» **Task directions**: Identify the line in which "Serialize everything readable" appears, then reproduce that line and all remaining lines of the records word for word.
*** Opening Record excerpts ***
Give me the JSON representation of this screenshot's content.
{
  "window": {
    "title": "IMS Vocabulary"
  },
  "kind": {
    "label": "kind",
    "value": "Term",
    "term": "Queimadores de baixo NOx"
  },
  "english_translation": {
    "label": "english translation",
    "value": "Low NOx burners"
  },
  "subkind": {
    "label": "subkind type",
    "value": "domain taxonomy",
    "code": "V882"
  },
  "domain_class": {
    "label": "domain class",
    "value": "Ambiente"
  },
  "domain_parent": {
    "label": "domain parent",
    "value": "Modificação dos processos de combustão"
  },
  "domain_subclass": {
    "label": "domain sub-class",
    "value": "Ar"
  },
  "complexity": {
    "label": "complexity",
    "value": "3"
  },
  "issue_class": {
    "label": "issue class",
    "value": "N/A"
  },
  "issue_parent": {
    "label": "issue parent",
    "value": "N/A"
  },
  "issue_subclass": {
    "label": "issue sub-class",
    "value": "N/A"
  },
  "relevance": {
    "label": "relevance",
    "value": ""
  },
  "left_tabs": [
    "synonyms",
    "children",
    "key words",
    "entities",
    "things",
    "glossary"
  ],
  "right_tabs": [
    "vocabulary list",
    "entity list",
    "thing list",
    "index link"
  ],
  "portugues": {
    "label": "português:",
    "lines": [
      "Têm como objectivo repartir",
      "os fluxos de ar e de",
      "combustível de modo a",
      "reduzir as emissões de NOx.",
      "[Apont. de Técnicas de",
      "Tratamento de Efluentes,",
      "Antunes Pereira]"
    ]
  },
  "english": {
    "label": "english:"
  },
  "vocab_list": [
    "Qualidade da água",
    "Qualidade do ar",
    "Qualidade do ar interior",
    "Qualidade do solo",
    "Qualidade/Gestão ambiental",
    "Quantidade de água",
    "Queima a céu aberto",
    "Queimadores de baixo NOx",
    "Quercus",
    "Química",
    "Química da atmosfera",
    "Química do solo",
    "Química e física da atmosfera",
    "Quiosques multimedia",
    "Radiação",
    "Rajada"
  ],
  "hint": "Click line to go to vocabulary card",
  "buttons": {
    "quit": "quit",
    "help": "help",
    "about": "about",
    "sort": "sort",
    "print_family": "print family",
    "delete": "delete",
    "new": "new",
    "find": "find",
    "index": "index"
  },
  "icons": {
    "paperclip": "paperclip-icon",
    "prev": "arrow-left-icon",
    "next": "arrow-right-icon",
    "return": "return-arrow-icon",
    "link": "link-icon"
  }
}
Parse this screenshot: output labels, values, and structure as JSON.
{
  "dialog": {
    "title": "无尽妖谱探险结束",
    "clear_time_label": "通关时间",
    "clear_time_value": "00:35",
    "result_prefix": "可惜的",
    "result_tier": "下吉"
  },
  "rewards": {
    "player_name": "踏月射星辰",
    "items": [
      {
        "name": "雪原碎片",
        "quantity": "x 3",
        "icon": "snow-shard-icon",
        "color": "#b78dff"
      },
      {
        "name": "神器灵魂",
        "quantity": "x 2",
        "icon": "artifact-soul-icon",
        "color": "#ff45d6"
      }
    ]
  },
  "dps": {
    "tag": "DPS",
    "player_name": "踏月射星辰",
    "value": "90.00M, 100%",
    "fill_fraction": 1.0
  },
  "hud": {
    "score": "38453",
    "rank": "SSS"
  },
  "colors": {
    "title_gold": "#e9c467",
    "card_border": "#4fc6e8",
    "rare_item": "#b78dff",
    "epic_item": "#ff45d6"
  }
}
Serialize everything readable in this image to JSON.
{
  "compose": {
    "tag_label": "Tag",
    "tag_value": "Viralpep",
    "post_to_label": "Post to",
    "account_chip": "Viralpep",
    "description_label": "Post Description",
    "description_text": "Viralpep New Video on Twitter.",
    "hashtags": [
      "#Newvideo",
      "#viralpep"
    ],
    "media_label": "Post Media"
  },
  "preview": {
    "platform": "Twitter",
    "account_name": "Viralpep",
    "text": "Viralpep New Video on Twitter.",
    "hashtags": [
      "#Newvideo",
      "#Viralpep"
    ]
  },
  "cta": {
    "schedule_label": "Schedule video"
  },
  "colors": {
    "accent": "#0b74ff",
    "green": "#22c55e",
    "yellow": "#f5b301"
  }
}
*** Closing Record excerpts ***
» **Finished exercise**:
Serialize everything readable in this image to JSON.
{
  "compose": {
    "tag_label": "Tag",
    "tag_value": "Viralpep",
    "post_to_label": "Post to",
    "account_chip": "Viralpep",
    "description_label": "Post Description",
    "description_text": "Viralpep New Video on Twitter.",
    "hashtags": [
      "#Newvideo",
      "#viralpep"
    ],
    "media_label": "Post Media"
  },
  "preview": {
    "platform": "Twitter",
    "account_name": "Viralpep",
    "text": "Viralpep New Video on Twitter.",
    "hashtags": [
      "#Newvideo",
      "#Viralpep"
    ]
  },
  "cta": {
    "schedule_label": "Schedule video"
  },
  "colors": {
    "accent": "#0b74ff",
    "green": "#22c55e",
    "yellow": "#f5b301"
  }
}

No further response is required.